Work to complete
Would you restate all the entries exactly, leaving nothing out?

<<<<

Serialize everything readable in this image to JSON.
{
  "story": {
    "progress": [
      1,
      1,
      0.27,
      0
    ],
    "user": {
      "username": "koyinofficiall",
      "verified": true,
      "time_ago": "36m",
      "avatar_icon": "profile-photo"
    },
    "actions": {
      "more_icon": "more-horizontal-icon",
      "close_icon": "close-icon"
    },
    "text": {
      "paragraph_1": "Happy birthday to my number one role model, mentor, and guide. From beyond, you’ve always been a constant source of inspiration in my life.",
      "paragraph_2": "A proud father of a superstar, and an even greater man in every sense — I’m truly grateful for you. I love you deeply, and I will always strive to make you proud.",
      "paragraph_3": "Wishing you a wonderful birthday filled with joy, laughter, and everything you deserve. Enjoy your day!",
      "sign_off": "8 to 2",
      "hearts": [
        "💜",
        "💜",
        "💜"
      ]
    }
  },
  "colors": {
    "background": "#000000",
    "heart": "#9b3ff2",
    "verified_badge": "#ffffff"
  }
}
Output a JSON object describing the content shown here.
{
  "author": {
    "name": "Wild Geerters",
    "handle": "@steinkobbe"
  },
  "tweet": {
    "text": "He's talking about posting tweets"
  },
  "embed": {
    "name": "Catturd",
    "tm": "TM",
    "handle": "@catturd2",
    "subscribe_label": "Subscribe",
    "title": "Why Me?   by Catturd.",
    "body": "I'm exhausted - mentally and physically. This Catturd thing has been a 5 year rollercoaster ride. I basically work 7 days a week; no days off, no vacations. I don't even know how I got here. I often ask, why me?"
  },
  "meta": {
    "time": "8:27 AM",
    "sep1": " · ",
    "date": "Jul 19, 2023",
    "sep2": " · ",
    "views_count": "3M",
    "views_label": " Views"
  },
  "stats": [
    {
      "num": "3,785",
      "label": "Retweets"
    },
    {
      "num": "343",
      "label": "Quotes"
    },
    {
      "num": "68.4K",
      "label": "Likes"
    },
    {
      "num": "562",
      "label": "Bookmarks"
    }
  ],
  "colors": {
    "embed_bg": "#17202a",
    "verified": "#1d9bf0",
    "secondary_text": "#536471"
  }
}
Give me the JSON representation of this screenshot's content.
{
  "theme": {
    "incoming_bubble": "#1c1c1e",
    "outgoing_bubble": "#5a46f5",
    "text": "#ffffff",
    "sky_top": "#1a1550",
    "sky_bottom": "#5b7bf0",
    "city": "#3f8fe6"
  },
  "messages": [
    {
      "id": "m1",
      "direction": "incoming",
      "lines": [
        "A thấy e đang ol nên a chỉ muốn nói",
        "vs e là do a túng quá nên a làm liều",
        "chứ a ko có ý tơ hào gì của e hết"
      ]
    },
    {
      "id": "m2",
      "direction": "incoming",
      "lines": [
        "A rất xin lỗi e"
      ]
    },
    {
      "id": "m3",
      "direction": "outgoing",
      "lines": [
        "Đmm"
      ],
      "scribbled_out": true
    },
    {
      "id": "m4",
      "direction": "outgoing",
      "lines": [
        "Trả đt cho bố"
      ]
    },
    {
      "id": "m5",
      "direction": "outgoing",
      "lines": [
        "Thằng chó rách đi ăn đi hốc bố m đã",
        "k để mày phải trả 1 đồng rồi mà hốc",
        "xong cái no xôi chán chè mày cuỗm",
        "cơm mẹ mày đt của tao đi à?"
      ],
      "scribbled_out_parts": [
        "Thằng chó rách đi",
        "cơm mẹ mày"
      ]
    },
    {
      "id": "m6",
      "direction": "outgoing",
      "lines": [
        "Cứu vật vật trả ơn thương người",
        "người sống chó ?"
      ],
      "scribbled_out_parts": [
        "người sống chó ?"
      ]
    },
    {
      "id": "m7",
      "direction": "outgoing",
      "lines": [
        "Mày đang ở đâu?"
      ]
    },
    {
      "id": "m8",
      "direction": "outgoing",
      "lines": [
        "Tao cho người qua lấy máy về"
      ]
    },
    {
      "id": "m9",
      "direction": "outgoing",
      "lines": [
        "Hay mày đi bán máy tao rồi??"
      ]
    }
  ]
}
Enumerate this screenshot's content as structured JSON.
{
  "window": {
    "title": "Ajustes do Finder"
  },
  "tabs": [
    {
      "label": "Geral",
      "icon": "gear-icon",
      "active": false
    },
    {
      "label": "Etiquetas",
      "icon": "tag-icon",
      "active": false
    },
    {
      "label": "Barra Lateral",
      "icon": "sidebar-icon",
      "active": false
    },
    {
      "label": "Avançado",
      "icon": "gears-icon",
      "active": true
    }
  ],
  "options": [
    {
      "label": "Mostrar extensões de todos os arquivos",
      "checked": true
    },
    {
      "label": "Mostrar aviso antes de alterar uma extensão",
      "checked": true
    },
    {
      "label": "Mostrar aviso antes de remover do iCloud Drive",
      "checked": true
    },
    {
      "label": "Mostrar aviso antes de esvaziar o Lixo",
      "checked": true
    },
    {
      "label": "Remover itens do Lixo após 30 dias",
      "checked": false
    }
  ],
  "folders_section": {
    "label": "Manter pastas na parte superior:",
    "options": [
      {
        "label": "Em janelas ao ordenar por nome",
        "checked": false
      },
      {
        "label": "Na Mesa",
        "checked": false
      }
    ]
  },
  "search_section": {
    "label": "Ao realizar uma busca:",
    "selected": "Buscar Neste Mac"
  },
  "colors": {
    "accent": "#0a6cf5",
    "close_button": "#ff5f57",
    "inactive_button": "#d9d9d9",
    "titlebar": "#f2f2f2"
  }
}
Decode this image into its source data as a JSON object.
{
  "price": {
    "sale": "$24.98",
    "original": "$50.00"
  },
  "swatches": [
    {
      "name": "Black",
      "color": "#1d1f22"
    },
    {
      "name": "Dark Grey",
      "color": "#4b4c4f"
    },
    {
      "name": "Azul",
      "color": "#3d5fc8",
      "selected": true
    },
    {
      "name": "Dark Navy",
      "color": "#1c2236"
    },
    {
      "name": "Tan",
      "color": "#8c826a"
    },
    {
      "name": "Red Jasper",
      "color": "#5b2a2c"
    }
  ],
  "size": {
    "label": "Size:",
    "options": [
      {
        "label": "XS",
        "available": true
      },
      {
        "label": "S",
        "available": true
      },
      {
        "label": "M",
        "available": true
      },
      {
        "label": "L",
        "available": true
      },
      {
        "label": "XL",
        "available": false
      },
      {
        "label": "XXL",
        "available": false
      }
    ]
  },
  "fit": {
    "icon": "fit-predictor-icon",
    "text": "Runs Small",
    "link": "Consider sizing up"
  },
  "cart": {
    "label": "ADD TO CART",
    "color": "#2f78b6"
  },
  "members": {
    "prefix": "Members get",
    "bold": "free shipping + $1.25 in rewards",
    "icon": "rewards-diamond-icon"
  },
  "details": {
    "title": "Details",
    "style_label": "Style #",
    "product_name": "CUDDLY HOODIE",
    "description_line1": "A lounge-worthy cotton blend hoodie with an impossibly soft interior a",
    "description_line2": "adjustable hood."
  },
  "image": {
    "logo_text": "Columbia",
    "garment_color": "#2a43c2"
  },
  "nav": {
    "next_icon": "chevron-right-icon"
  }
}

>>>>

Task answer
Serialize everything readable in this image to JSON.
{
  "story": {
    "progress": [
      1,
      1,
      0.27,
      0
    ],
    "user": {
      "username": "koyinofficiall",
      "verified": true,
      "time_ago": "36m",
      "avatar_icon": "profile-photo"
    },
    "actions": {
      "more_icon": "more-horizontal-icon",
      "close_icon": "close-icon"
    },
    "text": {
      "paragraph_1": "Happy birthday to my number one role model, mentor, and guide. From beyond, you’ve always been a constant source of inspiration in my life.",
      "paragraph_2": "A proud father of a superstar, and an even greater man in every sense — I’m truly grateful for you. I love you deeply, and I will always strive to make you proud.",
      "paragraph_3": "Wishing you a wonderful birthday filled with joy, laughter, and everything you deserve. Enjoy your day!",
      "sign_off": "8 to 2",
      "hearts": [
        "💜",
        "💜",
        "💜"
      ]
    }
  },
  "colors": {
    "background": "#000000",
    "heart": "#9b3ff2",
    "verified_badge": "#ffffff"
  }
}
Output a JSON object describing the content shown here.
{
  "author": {
    "name": "Wild Geerters",
    "handle": "@steinkobbe"
  },
  "tweet": {
    "text": "He's talking about posting tweets"
  },
  "embed": {
    "name": "Catturd",
    "tm": "TM",
    "handle": "@catturd2",
    "subscribe_label": "Subscribe",
    "title": "Why Me?   by Catturd.",
    "body": "I'm exhausted - mentally and physically. This Catturd thing has been a 5 year rollercoaster ride. I basically work 7 days a week; no days off, no vacations. I don't even know how I got here. I often ask, why me?"
  },
  "meta": {
    "time": "8:27 AM",
    "sep1": " · ",
    "date": "Jul 19, 2023",
    "sep2": " · ",
    "views_count": "3M",
    "views_label": " Views"
  },
  "stats": [
    {
      "num": "3,785",
      "label": "Retweets"
    },
    {
      "num": "343",
      "label": "Quotes"
    },
    {
      "num": "68.4K",
      "label": "Likes"
    },
    {
      "num": "562",
      "label": "Bookmarks"
    }
  ],
  "colors": {
    "embed_bg": "#17202a",
    "verified": "#1d9bf0",
    "secondary_text": "#536471"
  }
}
Give me the JSON representation of this screenshot's content.
{
  "theme": {
    "incoming_bubble": "#1c1c1e",
    "outgoing_bubble": "#5a46f5",
    "text": "#ffffff",
    "sky_top": "#1a1550",
    "sky_bottom": "#5b7bf0",
    "city": "#3f8fe6"
  },
  "messages": [
    {
      "id": "m1",
      "direction": "incoming",
      "lines": [
        "A thấy e đang ol nên a chỉ muốn nói",
        "vs e là do a túng quá nên a làm liều",
        "chứ a ko có ý tơ hào gì của e hết"
      ]
    },
    {
      "id": "m2",
      "direction": "incoming",
      "lines": [
        "A rất xin lỗi e"
      ]
    },
    {
      "id": "m3",
      "direction": "outgoing",
      "lines": [
        "Đmm"
      ],
      "scribbled_out": true
    },
    {
      "id": "m4",
      "direction": "outgoing",
      "lines": [
        "Trả đt cho bố"
      ]
    },
    {
      "id": "m5",
      "direction": "outgoing",
      "lines": [
        "Thằng chó rách đi ăn đi hốc bố m đã",
        "k để mày phải trả 1 đồng rồi mà hốc",
        "xong cái no xôi chán chè mày cuỗm",
        "cơm mẹ mày đt của tao đi à?"
      ],
      "scribbled_out_parts": [
        "Thằng chó rách đi",
        "cơm mẹ mày"
      ]
    },
    {
      "id": "m6",
      "direction": "outgoing",
      "lines": [
        "Cứu vật vật trả ơn thương người",
        "người sống chó ?"
      ],
      "scribbled_out_parts": [
        "người sống chó ?"
      ]
    },
    {
      "id": "m7",
      "direction": "outgoing",
      "lines": [
        "Mày đang ở đâu?"
      ]
    },
    {
      "id": "m8",
      "direction": "outgoing",
      "lines": [
        "Tao cho người qua lấy máy về"
      ]
    },
    {
      "id": "m9",
      "direction": "outgoing",
      "lines": [
        "Hay mày đi bán máy tao rồi??"
      ]
    }
  ]
}
Enumerate this screenshot's content as structured JSON.
{
  "window": {
    "title": "Ajustes do Finder"
  },
  "tabs": [
    {
      "label": "Geral",
      "icon": "gear-icon",
      "active": false
    },
    {
      "label": "Etiquetas",
      "icon": "tag-icon",
      "active": false
    },
    {
      "label": "Barra Lateral",
      "icon": "sidebar-icon",
      "active": false
    },
    {
      "label": "Avançado",
      "icon": "gears-icon",
      "active": true
    }
  ],
  "options": [
    {
      "label": "Mostrar extensões de todos os arquivos",
      "checked": true
    },
    {
      "label": "Mostrar aviso antes de alterar uma extensão",
      "checked": true
    },
    {
      "label": "Mostrar aviso antes de remover do iCloud Drive",
      "checked": true
    },
    {
      "label": "Mostrar aviso antes de esvaziar o Lixo",
      "checked": true
    },
    {
      "label": "Remover itens do Lixo após 30 dias",
      "checked": false
    }
  ],
  "folders_section": {
    "label": "Manter pastas na parte superior:",
    "options": [
      {
        "label": "Em janelas ao ordenar por nome",
        "checked": false
      },
      {
        "label": "Na Mesa",
        "checked": false
      }
    ]
  },
  "search_section": {
    "label": "Ao realizar uma busca:",
    "selected": "Buscar Neste Mac"
  },
  "colors": {
    "accent": "#0a6cf5",
    "close_button": "#ff5f57",
    "inactive_button": "#d9d9d9",
    "titlebar": "#f2f2f2"
  }
}
Decode this image into its source data as a JSON object.
{
  "price": {
    "sale": "$24.98",
    "original": "$50.00"
  },
  "swatches": [
    {
      "name": "Black",
      "color": "#1d1f22"
    },
    {
      "name": "Dark Grey",
      "color": "#4b4c4f"
    },
    {
      "name": "Azul",
      "color": "#3d5fc8",
      "selected": true
    },
    {
      "name": "Dark Navy",
      "color": "#1c2236"
    },
    {
      "name": "Tan",
      "color": "#8c826a"
    },
    {
      "name": "Red Jasper",
      "color": "#5b2a2c"
    }
  ],
  "size": {
    "label": "Size:",
    "options": [
      {
        "label": "XS",
        "available": true
      },
      {
        "label": "S",
        "available": true
      },
      {
        "label": "M",
        "available": true
      },
      {
        "label": "L",
        "available": true
      },
      {
        "label": "XL",
        "available": false
      },
      {
        "label": "XXL",
        "available": false
      }
    ]
  },
  "fit": {
    "icon": "fit-predictor-icon",
    "text": "Runs Small",
    "link": "Consider sizing up"
  },
  "cart": {
    "label": "ADD TO CART",
    "color": "#2f78b6"
  },
  "members": {
    "prefix": "Members get",
    "bold": "free shipping + $1.25 in rewards",
    "icon": "rewards-diamond-icon"
  },
  "details": {
    "title": "Details",
    "style_label": "Style #",
    "product_name": "CUDDLY HOODIE",
    "description_line1": "A lounge-worthy cotton blend hoodie with an impossibly soft interior a",
    "description_line2": "adjustable hood."
  },
  "image": {
    "logo_text": "Columbia",
    "garment_color": "#2a43c2"
  },
  "nav": {
    "next_icon": "chevron-right-icon"
  }
}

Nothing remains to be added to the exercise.